Where does "value" occur in the listing? Copy every line that holds it.

RECORDS SHOWN -
BEGIN

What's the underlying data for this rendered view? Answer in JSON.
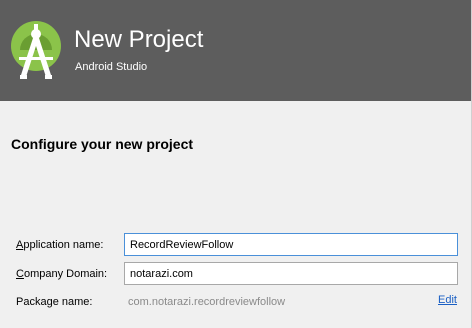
{
  "header": {
    "title": "New Project",
    "subtitle": "Android Studio",
    "logo_icon": "android-studio-logo-icon",
    "background_color": "#5d5d5d",
    "logo_color": "#8bc34a"
  },
  "main": {
    "heading": "Configure your new project",
    "fields": {
      "application_name": {
        "label_mnemonic": "A",
        "label_rest": "pplication name:",
        "value": "RecordReviewFollow"
      },
      "company_domain": {
        "label_mnemonic": "C",
        "label_rest": "ompany Domain:",
        "value": "notarazi.com"
      },
      "package_name": {
        "label": "Package name:",
        "value": "com.notarazi.recordreviewfollow",
        "edit_label": "Edit"
      }
    }
  }
}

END

SOLUTION TO THIS PROBLEM -
        "value": "RecordReviewFollow"
        "value": "notarazi.com"
        "value": "com.notarazi.recordreviewfollow",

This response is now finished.